    Cameron lowered the flag for the dead king of Saudi Arabia...

    But will he do the same honour for little Aylan Kurdi, asks Robert Fisk
    Our leaders lack courage in this refugee crisis. We are shamed by our European neighbours

    Our leaders lack courage in this refugee crisis. We are shamed by our European neighbours

    Humanity must be at the heart of politics, says Jeremy Corbyn
    Joe Biden's 'tease tour': Could the US Vice-President be testing the water for a presidential run?

    Joe Biden's 'tease tour'

    Could the US Vice-President be testing the water for a presidential run?
    Britain's 24-hour culture: With the 'leisured society' a distant dream we're working longer and less regular hours than ever

    Britain's 24-hour culture

    With the 'leisured society' a distant dream we're working longer and less regular hours than ever
    Diplomacy board game: Treachery is the way to win - which makes it just like the real thing

    The addictive nature of Diplomacy

    Bullying, betrayal, aggression – it may be just a board game, but the family that plays Diplomacy may never look at each other in the same way again
    Lady Chatterley's Lover: Racy underwear for fans of DH Lawrence's equally racy tome

    Fashion: Ooh, Lady Chatterley!

    Take inspiration from DH Lawrence's racy tome with equally racy underwear
    8 best children's clocks

    Tick-tock: 8 best children's clocks

    Whether you’re teaching them to tell the time or putting the finishing touches to a nursery, there’s a ticker for that
    Charlie Austin: Queens Park Rangers striker says ‘If the move is not right, I’m not going’

    Charlie Austin: ‘If the move is not right, I’m not going’

    After hitting 18 goals in the Premier League last season, the QPR striker was the great non-deal of transfer deadline day. But he says he'd preferred another shot at promotion
    Isis profits from destruction of antiquities by selling relics to dealers - and then blowing up the buildings they come from to conceal the evidence of looting

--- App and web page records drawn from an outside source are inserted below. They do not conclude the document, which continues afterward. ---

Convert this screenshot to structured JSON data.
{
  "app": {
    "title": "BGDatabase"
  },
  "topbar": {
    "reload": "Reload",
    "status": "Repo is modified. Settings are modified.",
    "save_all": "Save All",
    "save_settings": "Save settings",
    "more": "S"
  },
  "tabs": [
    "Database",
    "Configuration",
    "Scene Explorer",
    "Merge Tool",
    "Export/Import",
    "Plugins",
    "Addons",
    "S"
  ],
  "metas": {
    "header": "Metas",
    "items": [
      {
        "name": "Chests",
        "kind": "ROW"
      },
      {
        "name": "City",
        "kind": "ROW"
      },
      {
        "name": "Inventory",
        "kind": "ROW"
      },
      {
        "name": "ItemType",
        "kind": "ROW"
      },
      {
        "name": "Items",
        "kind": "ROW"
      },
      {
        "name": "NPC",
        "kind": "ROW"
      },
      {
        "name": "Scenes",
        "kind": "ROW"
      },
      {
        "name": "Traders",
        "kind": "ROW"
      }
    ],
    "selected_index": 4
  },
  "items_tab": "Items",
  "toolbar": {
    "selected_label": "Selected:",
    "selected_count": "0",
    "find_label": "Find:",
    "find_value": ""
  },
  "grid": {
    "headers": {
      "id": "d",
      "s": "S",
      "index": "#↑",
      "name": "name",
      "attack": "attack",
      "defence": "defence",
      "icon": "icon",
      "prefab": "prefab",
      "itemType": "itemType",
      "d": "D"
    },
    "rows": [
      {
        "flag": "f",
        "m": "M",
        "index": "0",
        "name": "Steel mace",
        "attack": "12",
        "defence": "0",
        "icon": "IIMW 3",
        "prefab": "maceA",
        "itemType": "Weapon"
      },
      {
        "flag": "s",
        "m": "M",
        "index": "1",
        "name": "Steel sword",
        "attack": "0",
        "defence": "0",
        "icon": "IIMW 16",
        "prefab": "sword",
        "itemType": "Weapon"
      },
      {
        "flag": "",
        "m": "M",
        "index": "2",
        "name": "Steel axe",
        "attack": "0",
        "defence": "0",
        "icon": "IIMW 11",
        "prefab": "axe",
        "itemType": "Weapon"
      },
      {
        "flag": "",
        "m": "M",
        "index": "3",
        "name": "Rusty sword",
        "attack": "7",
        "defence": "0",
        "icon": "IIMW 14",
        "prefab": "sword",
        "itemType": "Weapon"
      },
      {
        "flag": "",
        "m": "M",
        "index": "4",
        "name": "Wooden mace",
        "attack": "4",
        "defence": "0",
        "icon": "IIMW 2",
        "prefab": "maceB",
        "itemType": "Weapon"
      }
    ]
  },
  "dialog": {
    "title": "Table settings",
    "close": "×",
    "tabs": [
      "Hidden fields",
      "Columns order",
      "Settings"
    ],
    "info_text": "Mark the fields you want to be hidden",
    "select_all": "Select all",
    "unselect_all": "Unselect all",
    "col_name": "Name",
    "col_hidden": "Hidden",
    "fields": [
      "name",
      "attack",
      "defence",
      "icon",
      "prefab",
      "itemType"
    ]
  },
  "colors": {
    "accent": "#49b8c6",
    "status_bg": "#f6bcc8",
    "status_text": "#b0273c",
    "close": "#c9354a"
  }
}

    How Isis profits from destruction of antiquities

    Robert Fisk on the terrorist group's manipulation of the market to increase the price of artefacts
    Labour leadership: Andy Burnham urges Jeremy Corbyn voters to think again in last-minute plea

    'If we lose touch we’ll end up with two decades of the Tories'

    In an exclusive interview, Andy Burnham urges Jeremy Corbyn voters to think again in last-minute plea
    Tunisia fears its Arab Spring could be reversed as the new regime becomes as intolerant of dissent as its predecessor

    The Arab Spring reversed

    Tunisian protesters fear that a new law will whitewash corrupt businessmen and officials, but they are finding that the new regime is becoming as intolerant of dissent as its predecessor
    King Arthur: Legendary figure was real and lived most of his life in Strathclyde, academic claims

    Academic claims King Arthur was real - and reveals where he lived

    Dr Andrew Breeze says the legendary figure did exist – but was a general, not a king
    Who is Oliver Bonas and how has he captured middle-class hearts?

    Who is Oliver Bonas?

    It's the first high-street store to pay its staff the living wage, and it saw out the recession in style
    Earth has 'lost more than half its trees' since humans first started cutting them down

    Axe-wielding Man fells half the world’s trees – leaving us just 422 each

    However, the number of trees may be eight times higher than previously thought
    60 years of Scalextric: Model cars are now stuffed with as much tech as real ones

    60 years of Scalextric

    Model cars are now stuffed with as much tech as real ones